* **TRY IT**
Across all the entries below, how many lines contain the string "name"? The number by itself is the answer.

<<<<

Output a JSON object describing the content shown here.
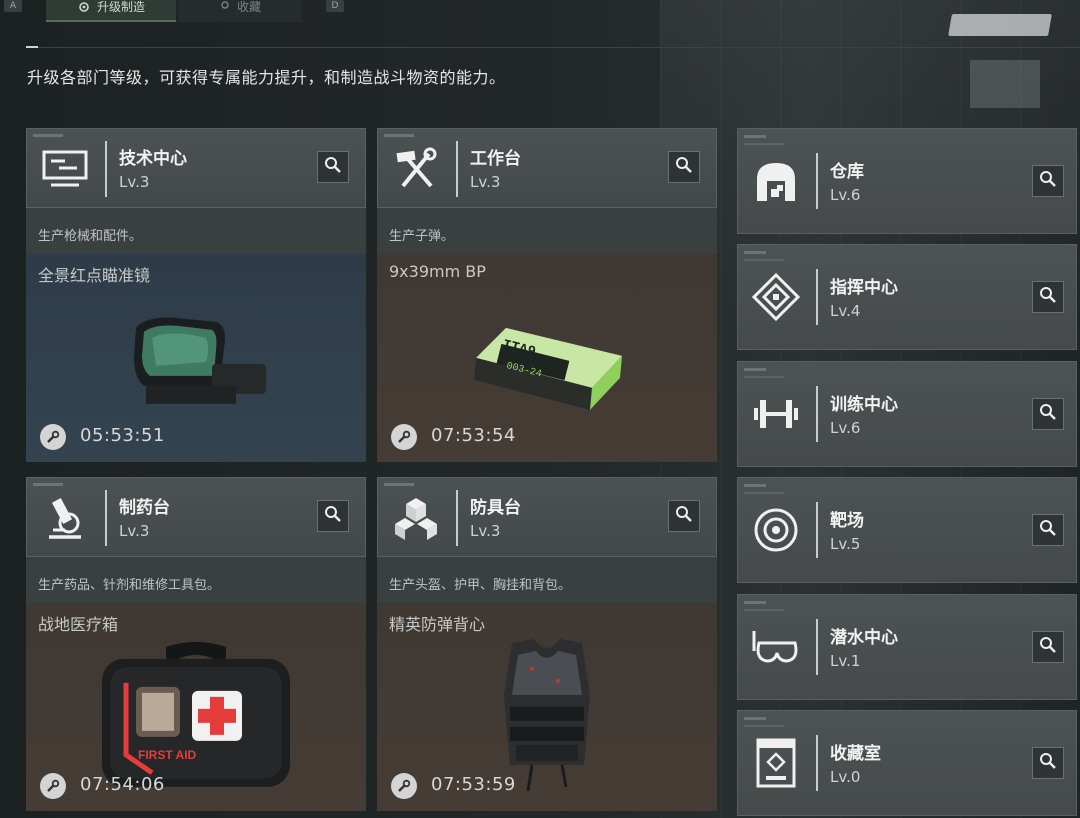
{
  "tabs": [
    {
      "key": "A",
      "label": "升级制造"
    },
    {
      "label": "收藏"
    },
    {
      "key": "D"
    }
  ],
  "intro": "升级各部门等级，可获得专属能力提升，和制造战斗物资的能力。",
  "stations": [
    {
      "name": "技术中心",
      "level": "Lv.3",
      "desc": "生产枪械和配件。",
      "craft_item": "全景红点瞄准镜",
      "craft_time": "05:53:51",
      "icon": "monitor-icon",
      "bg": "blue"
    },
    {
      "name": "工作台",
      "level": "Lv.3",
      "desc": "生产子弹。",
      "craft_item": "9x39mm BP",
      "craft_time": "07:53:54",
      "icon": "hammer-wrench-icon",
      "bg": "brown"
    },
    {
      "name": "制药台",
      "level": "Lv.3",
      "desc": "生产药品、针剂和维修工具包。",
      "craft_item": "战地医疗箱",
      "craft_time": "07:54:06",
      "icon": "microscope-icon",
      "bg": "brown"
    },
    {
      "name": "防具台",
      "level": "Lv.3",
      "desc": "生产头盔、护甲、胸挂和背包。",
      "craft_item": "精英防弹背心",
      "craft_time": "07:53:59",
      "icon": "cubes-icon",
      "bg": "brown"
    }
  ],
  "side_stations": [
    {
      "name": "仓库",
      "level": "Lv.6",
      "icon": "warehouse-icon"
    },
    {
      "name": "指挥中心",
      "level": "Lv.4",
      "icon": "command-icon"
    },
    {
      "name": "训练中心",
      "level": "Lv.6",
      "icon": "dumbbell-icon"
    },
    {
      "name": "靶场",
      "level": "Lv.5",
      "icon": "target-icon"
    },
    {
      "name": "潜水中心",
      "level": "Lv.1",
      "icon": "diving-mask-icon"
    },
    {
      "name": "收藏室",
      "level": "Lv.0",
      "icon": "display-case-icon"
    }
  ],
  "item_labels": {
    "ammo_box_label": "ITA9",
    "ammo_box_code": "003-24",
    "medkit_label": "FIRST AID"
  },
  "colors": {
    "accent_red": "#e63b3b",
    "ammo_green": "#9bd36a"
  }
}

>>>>
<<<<

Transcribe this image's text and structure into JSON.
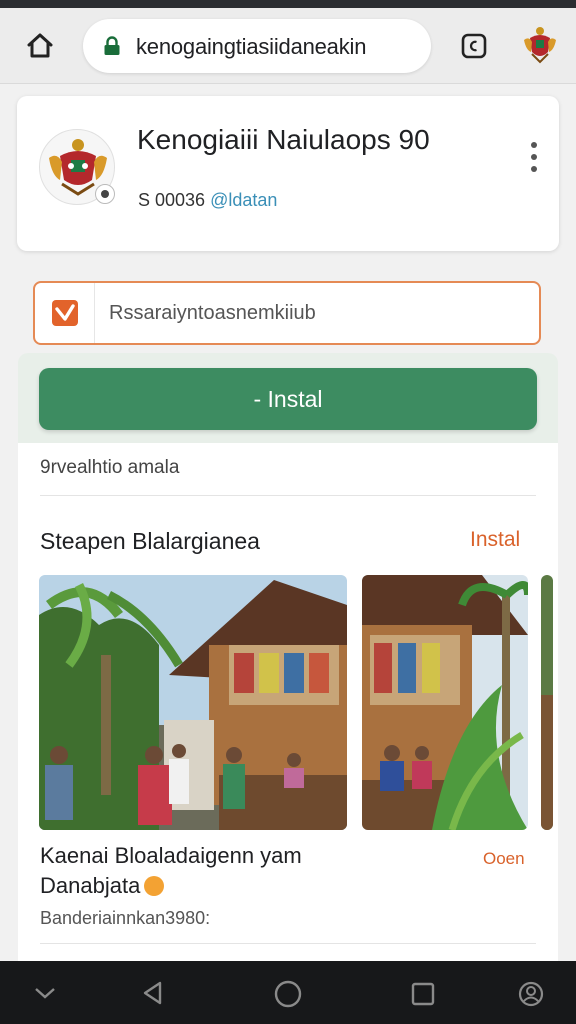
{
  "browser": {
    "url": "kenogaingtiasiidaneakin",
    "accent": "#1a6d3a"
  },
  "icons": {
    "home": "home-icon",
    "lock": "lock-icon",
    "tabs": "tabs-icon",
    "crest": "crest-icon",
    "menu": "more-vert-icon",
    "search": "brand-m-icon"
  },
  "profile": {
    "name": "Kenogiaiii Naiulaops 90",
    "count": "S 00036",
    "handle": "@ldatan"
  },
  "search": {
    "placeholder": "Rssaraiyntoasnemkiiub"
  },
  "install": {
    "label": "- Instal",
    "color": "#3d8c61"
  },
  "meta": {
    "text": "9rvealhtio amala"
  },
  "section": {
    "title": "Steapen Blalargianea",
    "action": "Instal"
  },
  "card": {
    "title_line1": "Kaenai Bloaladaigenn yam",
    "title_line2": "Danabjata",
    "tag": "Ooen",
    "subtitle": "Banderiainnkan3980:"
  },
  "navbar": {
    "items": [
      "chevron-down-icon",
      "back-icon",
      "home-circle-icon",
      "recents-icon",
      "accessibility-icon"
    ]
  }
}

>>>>

* **WRITTEN RESPONSE**
11